■ EXERCISE INPUTS
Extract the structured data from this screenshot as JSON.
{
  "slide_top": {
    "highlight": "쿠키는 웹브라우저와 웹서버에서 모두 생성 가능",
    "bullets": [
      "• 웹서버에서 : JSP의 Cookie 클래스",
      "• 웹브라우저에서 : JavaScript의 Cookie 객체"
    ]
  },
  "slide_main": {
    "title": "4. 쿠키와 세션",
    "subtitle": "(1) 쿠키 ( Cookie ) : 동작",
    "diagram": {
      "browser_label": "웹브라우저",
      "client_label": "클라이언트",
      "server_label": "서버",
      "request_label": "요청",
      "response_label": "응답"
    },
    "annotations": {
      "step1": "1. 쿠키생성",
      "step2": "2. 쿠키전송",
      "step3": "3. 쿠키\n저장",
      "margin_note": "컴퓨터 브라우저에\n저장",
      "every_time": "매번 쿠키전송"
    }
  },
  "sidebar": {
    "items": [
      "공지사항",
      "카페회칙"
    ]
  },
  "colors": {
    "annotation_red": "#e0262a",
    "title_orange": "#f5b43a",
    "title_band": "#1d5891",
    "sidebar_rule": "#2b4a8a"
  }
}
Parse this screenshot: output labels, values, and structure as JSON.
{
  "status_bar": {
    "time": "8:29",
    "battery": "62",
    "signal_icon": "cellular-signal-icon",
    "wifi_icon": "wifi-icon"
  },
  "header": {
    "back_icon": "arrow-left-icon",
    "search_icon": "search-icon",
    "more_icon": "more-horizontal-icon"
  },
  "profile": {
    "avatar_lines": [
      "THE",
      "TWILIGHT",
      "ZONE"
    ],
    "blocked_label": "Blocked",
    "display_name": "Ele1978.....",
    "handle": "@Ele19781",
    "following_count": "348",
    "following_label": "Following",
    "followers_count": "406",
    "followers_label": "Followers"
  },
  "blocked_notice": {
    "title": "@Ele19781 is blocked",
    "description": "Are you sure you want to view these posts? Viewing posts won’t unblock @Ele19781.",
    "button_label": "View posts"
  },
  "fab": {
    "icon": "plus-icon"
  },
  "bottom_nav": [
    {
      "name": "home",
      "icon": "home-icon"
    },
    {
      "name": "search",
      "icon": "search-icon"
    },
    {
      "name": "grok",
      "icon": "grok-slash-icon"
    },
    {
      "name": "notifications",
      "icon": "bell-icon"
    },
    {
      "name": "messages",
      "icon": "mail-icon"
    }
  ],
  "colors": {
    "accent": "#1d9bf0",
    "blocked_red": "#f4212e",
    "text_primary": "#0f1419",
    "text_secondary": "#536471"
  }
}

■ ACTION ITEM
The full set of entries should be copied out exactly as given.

■ RESULT FOR THIS EXERCISE
Extract the structured data from this screenshot as JSON.
{
  "slide_top": {
    "highlight": "쿠키는 웹브라우저와 웹서버에서 모두 생성 가능",
    "bullets": [
      "• 웹서버에서 : JSP의 Cookie 클래스",
      "• 웹브라우저에서 : JavaScript의 Cookie 객체"
    ]
  },
  "slide_main": {
    "title": "4. 쿠키와 세션",
    "subtitle": "(1) 쿠키 ( Cookie ) : 동작",
    "diagram": {
      "browser_label": "웹브라우저",
      "client_label": "클라이언트",
      "server_label": "서버",
      "request_label": "요청",
      "response_label": "응답"
    },
    "annotations": {
      "step1": "1. 쿠키생성",
      "step2": "2. 쿠키전송",
      "step3": "3. 쿠키\n저장",
      "margin_note": "컴퓨터 브라우저에\n저장",
      "every_time": "매번 쿠키전송"
    }
  },
  "sidebar": {
    "items": [
      "공지사항",
      "카페회칙"
    ]
  },
  "colors": {
    "annotation_red": "#e0262a",
    "title_orange": "#f5b43a",
    "title_band": "#1d5891",
    "sidebar_rule": "#2b4a8a"
  }
}
Parse this screenshot: output labels, values, and structure as JSON.
{
  "status_bar": {
    "time": "8:29",
    "battery": "62",
    "signal_icon": "cellular-signal-icon",
    "wifi_icon": "wifi-icon"
  },
  "header": {
    "back_icon": "arrow-left-icon",
    "search_icon": "search-icon",
    "more_icon": "more-horizontal-icon"
  },
  "profile": {
    "avatar_lines": [
      "THE",
      "TWILIGHT",
      "ZONE"
    ],
    "blocked_label": "Blocked",
    "display_name": "Ele1978.....",
    "handle": "@Ele19781",
    "following_count": "348",
    "following_label": "Following",
    "followers_count": "406",
    "followers_label": "Followers"
  },
  "blocked_notice": {
    "title": "@Ele19781 is blocked",
    "description": "Are you sure you want to view these posts? Viewing posts won’t unblock @Ele19781.",
    "button_label": "View posts"
  },
  "fab": {
    "icon": "plus-icon"
  },
  "bottom_nav": [
    {
      "name": "home",
      "icon": "home-icon"
    },
    {
      "name": "search",
      "icon": "search-icon"
    },
    {
      "name": "grok",
      "icon": "grok-slash-icon"
    },
    {
      "name": "notifications",
      "icon": "bell-icon"
    },
    {
      "name": "messages",
      "icon": "mail-icon"
    }
  ],
  "colors": {
    "accent": "#1d9bf0",
    "blocked_red": "#f4212e",
    "text_primary": "#0f1419",
    "text_secondary": "#536471"
  }
}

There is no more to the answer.